Having left my Service 3 bus at the Bethlehem Street stop adjacent to the railway station, I made a quick dash into the precinct for lunch and then back to the railway station. Such is the way of life now that the toilets on Platform 1 have a combination lock and the code needs to be requested from booking office staff. The station buffet sells local Stokes coffee (which is my father's favourite), so after a quick trip here I headed to Platform 2 for the 1334 Manchester Piccadilly train, formed of two Class 185s. We departed punctually and I left at Doncaster.
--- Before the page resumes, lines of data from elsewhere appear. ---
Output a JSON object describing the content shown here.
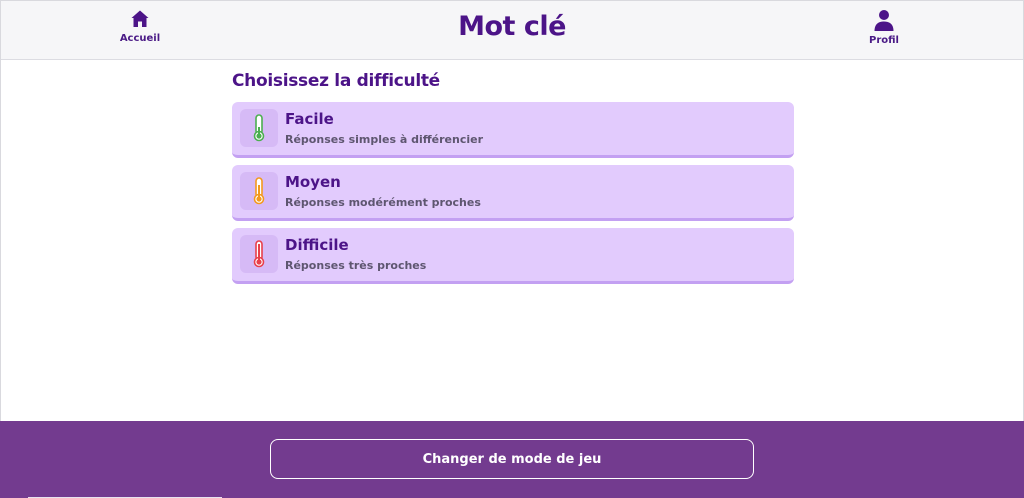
{
  "header": {
    "title": "Mot clé",
    "home_label": "Accueil",
    "profile_label": "Profil"
  },
  "main": {
    "section_title": "Choisissez la difficulté",
    "levels": [
      {
        "name": "Facile",
        "description": "Réponses simples à différencier",
        "icon": "thermometer-low-icon",
        "color": "#4caf50"
      },
      {
        "name": "Moyen",
        "description": "Réponses modérément proches",
        "icon": "thermometer-medium-icon",
        "color": "#f39a1e"
      },
      {
        "name": "Difficile",
        "description": "Réponses très proches",
        "icon": "thermometer-high-icon",
        "color": "#e8404a"
      }
    ]
  },
  "footer": {
    "button_label": "Changer de mode de jeu"
  },
  "colors": {
    "brand": "#4c1488",
    "card": "#e2cbfd",
    "footer": "#733b8f"
  }
}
Getting six cars on Platform 3 behind the mid-platform starting signal is a tight fit.

There were 'residual delays' affecting southbound ECML services so my LNER at 1447 arrived a few minutes late, but again formed of a 9-car Azuma, we were soon away, and the first stop on this particular journey was Grantham, where I alighted in a light monsoon and was thoroughly drenched walking to the car. 

It was a very enjoyable trip, despite my self-inflicted faux pas. I'd like to do it again, when it's LEYTR collection time but it won't physically be possible on my lonesome with so many magazines to collect. My outward trip, thanks to the delayed 1037 Doncaster-Cleethorpes service, meant I undertook Grantham-Grimsby Town in 1:43 - something of a record via this route. Trains were spotless and empty. It is clear to see why government is having to underwrite franchises to the tune of hundreds of millions of points every few months.